Paul Adolf Krantz was appointed taxidermist at the newly established Staatsmuseum of the South African Republic (later the Transvaal Museum, now the Ditsong National Museum of Natural History), Pretoria, in 1893. Except for the honorary director, Dr H.G. Breijer*, he was the first and only employee until S.M. Tweddill* was appointed the next year. Krantz started collecting animals for the museum during the year of his appointment. He received permission to undertake a collecting expedition from May to October 1895, at his own cost, and went to an area rich in game between the Olifants and Sand Rivers in the Lowveld. Just before his departure, and again upon his return, he requested government support for establishing zoological gardens in Pretoria. The next year he went on a collecting trip in the vicinity of Lydenburg, returning in October. In January 1897 he was dismissed from his post for misconduct, but as no replacement could be found he was re-employed in April. That winter he received permission for another hunting expedition to the Olifants River, provided that the museum would have first choice in buying the animals he obtained. The expedition was successful, yielding both specimens for display and live animals for the museum's zoological garden (later the National Zoological Gardens). During these years he also collected beetles for the museum.

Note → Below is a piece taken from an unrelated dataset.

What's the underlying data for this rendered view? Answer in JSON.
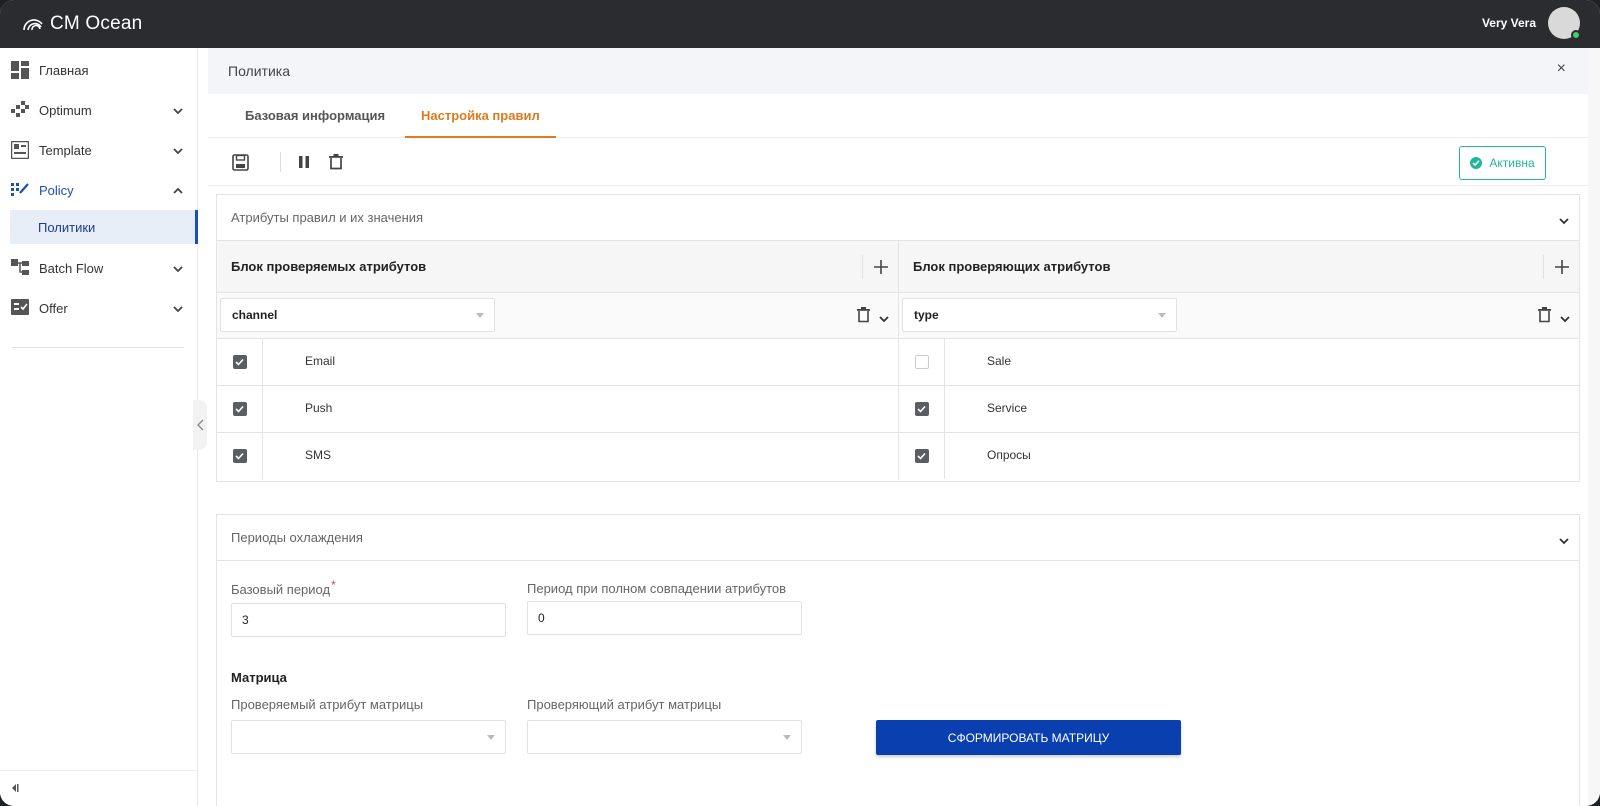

During the Anglo-Boer War (1899-1902) Krantz served in the Pretoria branch of the German Commando with the rank of Field Cornet. He was taken prisoner and by April 1902 was at Diyatalawa, a prisoner of war camp in Ceylon. Shortly after the war, in 1903 he was hunting big game in Mozambique for natural history purposes. By 1905 he resided in Rustenburg and offered to sell an alleged cure for east coast fever to the government of the Transvaal Colony. In July 1899 he married Martha Catharina Botha, who accompanied him during the Anglo-Boer War and was a big game hunter in her own right.